“Racialized” students attending business schools at Ontario, Canada universities claim they’ve experienced “outright racism” from their peers and are upset at the apparent “lack of equity and diversity training among faculty.”
For example, Queen’s University undergrad Kelly Weiling Zou established the Instagram page “Stolenbysmith” which now has some 300 anecdotes “about barriers to career opportunities, social ostracization […] and encounters with discrimination from faculty.”
But the … “best” example the Press saw fit to utilize is a bit dubious: Sophomore Meena Waseem said that a student leader, while singing along to a song playing in the background, uttered the N-word (that was included in the lyrics).
“Witnessing this was disappointing and it made me feel unsafe,” Waseem said. “This was the first of many experiences which made it clear that racism is normalized here.”
Similarly, over at York University, the “best” account its related Instagram page (called “Silencedatschulich”) could offer comes from junior Humera Dasu: A professor once “implied to a class of 50 students that she thinks [Islam] is oppressive to women.”
“I was deeply offended and hurt…. Islamophobia has been normalized to the point that such a comment can be made in a classroom environment,” Dasu said.
Officials from both schools responded as you’d expect:
Brenda Brouwer, interim dean at the [Queen’s] Smith School of Business, said the university is working on addressing concerns raised by its students. She called the incident detailed by Waseem “completely unacceptable and deeply troubling” and said it would be a clear violation of the school’s code of conduct.
“Improving diversity and increasing inclusion is an urgent priority,” Brouwer said. “While progress has been made, we know there is more work to be done, and we will continue to actively foster a culture of inclusion, dignity and respect.” …
Detlev Zwick, interim dean at [York’s] Schulich School of Business, said the school is aware of concerns brought forward recently by students and graduates.

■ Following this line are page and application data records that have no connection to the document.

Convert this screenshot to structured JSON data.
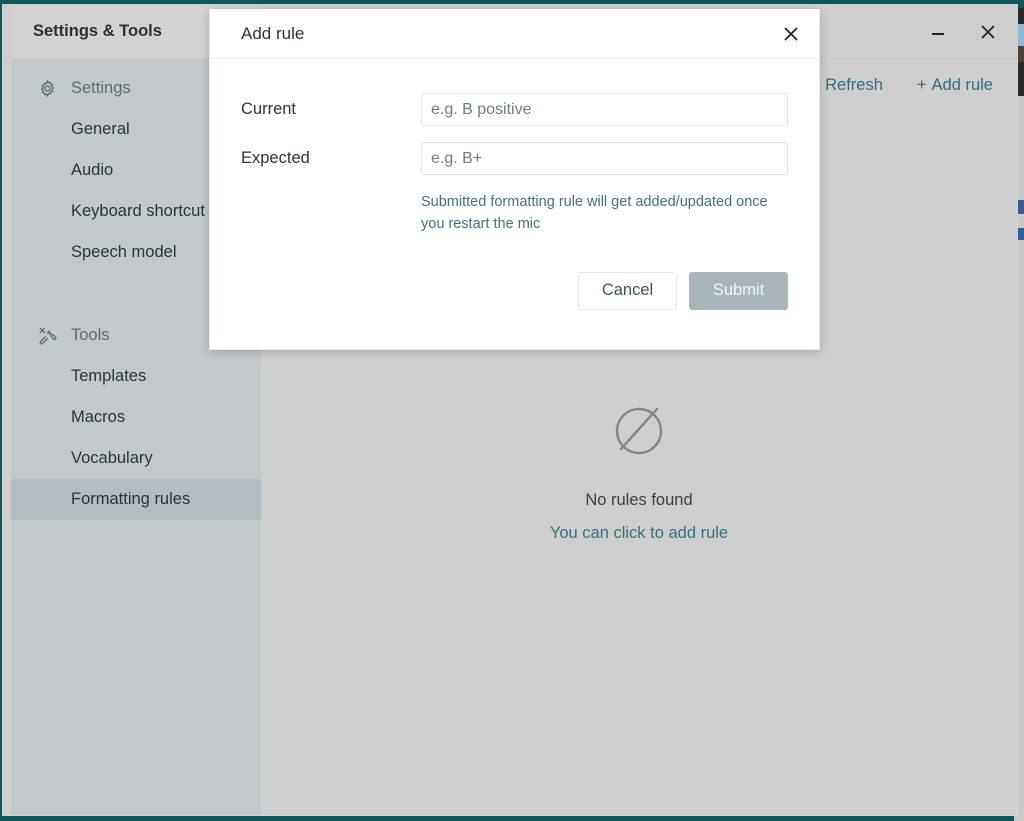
{
  "window": {
    "title": "Settings & Tools",
    "minimize_label": "Minimize",
    "close_label": "Close"
  },
  "sidebar": {
    "groups": [
      {
        "label": "Settings",
        "icon": "gear-icon",
        "items": [
          {
            "label": "General",
            "active": false
          },
          {
            "label": "Audio",
            "active": false
          },
          {
            "label": "Keyboard shortcut",
            "active": false
          },
          {
            "label": "Speech model",
            "active": false
          }
        ]
      },
      {
        "label": "Tools",
        "icon": "tools-icon",
        "items": [
          {
            "label": "Templates",
            "active": false
          },
          {
            "label": "Macros",
            "active": false
          },
          {
            "label": "Vocabulary",
            "active": false
          },
          {
            "label": "Formatting rules",
            "active": true
          }
        ]
      }
    ]
  },
  "main": {
    "toolbar": {
      "refresh_label": "Refresh",
      "add_rule_label": "Add rule",
      "add_rule_plus": "+"
    },
    "empty_state": {
      "icon": "empty-set-icon",
      "title": "No rules found",
      "action_label": "You can click to add rule"
    }
  },
  "dialog": {
    "title": "Add rule",
    "close_label": "×",
    "fields": [
      {
        "label": "Current",
        "value": "",
        "placeholder": "e.g. B positive"
      },
      {
        "label": "Expected",
        "value": "",
        "placeholder": "e.g. B+"
      }
    ],
    "hint": "Submitted formatting rule will get added/updated once you restart the mic",
    "cancel_label": "Cancel",
    "submit_label": "Submit"
  },
  "colors": {
    "accent_teal": "#0d5659",
    "link": "#336d7f",
    "sidebar_bg": "#c3c9ca",
    "sidebar_active": "#b3bcc0",
    "panel_bg": "#cecece",
    "submit_bg": "#a9b5b8"
  }
}
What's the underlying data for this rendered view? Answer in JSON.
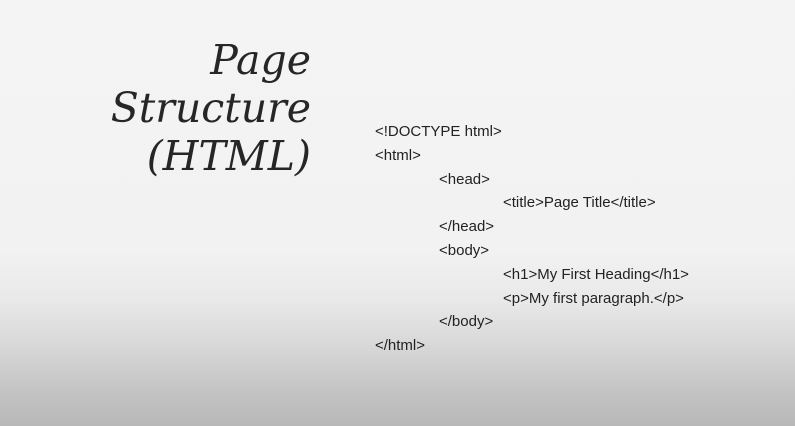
{
  "slide": {
    "title_lines": [
      "Page",
      "Structure",
      "(HTML)"
    ],
    "code_lines": [
      {
        "text": "<!DOCTYPE html>",
        "level": 0
      },
      {
        "text": "<html>",
        "level": 0
      },
      {
        "text": "<head>",
        "level": 1
      },
      {
        "text": "<title>Page Title</title>",
        "level": 2
      },
      {
        "text": "</head>",
        "level": 1
      },
      {
        "text": "<body>",
        "level": 1
      },
      {
        "text": "<h1>My First Heading</h1>",
        "level": 2
      },
      {
        "text": "<p>My first paragraph.</p>",
        "level": 2
      },
      {
        "text": "</body>",
        "level": 1
      },
      {
        "text": "</html>",
        "level": 0
      }
    ]
  }
}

“The Schulich School of Business does not tolerate or excuse discrimination and racism of any kind. As one of the most diverse business schools in North America, Schulich has a long tradition of actively encouraging and supporting inclusivity and diversity,” he said.
“Obviously, more needs to be done and we have already begun taking action in various ways to ensure greater awareness surrounding issues of racism, especially anti-Black racism, as well as sexism and discrimination.”
But as at least one institution noted recently, if specific individuals are named or “outed,” the legal consequences of slander and/or libel need to be carefully considered.